For other dairy-free probiotics, try:

  • Kombucha
  • Tempeh
  • Miso
  • Sauerkraut
  • Kimchi
  • Fermented Veggies
  • Brined Olives
  • Pickled Beets

What is the Difference Between Probiotics and Prebiotics?

Probiotics are live bacteria that that may provide health benefits (as described above) Prebiotics are not living organisms. They support the growth and survival of the good bacteria in your gut. Don’t look at it as Prebiotics vs Probiotics because prebiotics feed the probiotics.

Prebiotic foods include: 

  • Jerusalem artichokes
  • Apples
  • Bananas (the less ripe the better)
  • Asparagus
  • Jicama
  • Garlic
  • Oats
  • Cashews
  • Cassava flour
  • Navy beans 
  • Brown rice

Do You Need Probiotic Supplements or Can You Get Enough Probiotics through Food?

To answer this question, it would be best to ask your doctor or registered dietitian as each individual’s needs are different. Depending on your own dietary needs or health conditions, your healthcare professional may recommend consuming more or less probiotics. 

There are currently no set guidelines on probiotic consumption like there are for other nutrients. We do know that consuming whole food sources of probiotics has its benefits (see above!).

Ask your doctor or dietitian for customized recommendations if you are considering supplementation. Remember, supplements are not as tightly regulated as medications and it is important to consult your doctor or dietitian before starting a supplement routine. They will be able to provide you with customized recommendations on dosage, brand, and more if supplementation is appropriate for you.


Probiotics are live microorganisms that support a healthy gut and may have other health benefits as well (1). Aim to consume foods that naturally contain probiotics daily. You can find dairy-free probiotics in non-dairy yogurt, fermented vegetables, tempeh, and more. Consume prebiotics to feed the probiotics and support good gut health.
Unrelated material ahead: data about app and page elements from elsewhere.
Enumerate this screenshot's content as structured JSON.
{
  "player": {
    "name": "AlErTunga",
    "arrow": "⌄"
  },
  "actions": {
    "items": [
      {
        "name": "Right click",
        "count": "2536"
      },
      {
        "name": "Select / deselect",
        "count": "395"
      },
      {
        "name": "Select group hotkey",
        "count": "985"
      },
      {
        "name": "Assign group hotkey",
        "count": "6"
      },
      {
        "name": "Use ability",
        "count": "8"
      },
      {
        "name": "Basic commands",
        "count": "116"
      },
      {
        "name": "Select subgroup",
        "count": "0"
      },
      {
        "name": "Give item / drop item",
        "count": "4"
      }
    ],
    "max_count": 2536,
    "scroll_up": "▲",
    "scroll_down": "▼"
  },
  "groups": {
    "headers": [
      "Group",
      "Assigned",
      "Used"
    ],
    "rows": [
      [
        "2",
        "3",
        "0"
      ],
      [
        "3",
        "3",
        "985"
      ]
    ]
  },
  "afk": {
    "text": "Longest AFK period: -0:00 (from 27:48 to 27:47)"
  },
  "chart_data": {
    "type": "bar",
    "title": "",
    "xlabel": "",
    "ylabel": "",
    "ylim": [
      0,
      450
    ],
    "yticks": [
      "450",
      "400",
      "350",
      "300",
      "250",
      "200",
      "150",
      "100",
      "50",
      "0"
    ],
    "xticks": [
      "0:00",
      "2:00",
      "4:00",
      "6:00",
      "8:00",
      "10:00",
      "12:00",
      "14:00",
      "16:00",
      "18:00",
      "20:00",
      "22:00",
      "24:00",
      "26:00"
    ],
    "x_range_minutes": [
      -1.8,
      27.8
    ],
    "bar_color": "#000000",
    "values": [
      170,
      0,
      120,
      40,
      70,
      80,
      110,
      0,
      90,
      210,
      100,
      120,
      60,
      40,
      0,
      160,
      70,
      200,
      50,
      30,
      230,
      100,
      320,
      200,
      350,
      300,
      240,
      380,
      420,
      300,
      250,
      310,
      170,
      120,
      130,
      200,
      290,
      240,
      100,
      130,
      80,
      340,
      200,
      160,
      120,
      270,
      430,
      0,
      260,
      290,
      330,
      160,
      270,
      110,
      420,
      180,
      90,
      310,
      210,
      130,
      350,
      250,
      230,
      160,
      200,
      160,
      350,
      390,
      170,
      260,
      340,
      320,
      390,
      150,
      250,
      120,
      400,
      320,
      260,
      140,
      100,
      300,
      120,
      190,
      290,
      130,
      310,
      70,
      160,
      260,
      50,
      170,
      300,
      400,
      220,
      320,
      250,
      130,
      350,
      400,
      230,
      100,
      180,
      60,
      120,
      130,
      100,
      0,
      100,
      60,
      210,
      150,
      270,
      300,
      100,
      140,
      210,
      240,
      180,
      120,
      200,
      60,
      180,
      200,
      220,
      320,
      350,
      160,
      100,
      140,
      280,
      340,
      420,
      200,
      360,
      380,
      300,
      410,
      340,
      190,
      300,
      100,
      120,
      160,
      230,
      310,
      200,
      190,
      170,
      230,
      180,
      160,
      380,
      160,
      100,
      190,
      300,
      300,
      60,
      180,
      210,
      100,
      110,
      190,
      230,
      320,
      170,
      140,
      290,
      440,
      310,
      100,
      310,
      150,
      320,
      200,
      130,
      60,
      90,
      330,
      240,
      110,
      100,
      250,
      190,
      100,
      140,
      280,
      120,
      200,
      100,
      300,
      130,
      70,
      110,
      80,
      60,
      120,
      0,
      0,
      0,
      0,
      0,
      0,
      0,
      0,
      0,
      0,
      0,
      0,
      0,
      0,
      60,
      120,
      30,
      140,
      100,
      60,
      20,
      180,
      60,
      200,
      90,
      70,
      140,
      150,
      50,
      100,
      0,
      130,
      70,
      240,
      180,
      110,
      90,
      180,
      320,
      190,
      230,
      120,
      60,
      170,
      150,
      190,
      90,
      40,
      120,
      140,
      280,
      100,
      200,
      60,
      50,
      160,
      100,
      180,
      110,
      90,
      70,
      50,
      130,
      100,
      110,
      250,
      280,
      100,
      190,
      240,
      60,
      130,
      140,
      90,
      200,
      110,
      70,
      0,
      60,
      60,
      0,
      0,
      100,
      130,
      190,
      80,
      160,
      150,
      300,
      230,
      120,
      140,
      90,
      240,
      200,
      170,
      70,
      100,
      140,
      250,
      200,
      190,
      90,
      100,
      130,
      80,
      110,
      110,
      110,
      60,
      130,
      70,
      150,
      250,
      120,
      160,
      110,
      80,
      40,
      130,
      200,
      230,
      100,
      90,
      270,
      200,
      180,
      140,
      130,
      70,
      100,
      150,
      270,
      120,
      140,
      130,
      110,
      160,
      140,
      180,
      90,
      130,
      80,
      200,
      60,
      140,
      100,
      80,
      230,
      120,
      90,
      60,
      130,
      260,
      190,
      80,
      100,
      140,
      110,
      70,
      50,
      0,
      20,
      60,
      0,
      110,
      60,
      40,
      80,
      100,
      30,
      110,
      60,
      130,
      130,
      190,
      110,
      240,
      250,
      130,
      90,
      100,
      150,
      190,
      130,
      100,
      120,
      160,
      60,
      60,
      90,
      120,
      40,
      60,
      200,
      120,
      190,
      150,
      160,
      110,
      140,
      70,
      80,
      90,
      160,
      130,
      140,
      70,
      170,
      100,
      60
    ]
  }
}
Thank you to Jenna Gorham for compiling this helpful guide on probiotics!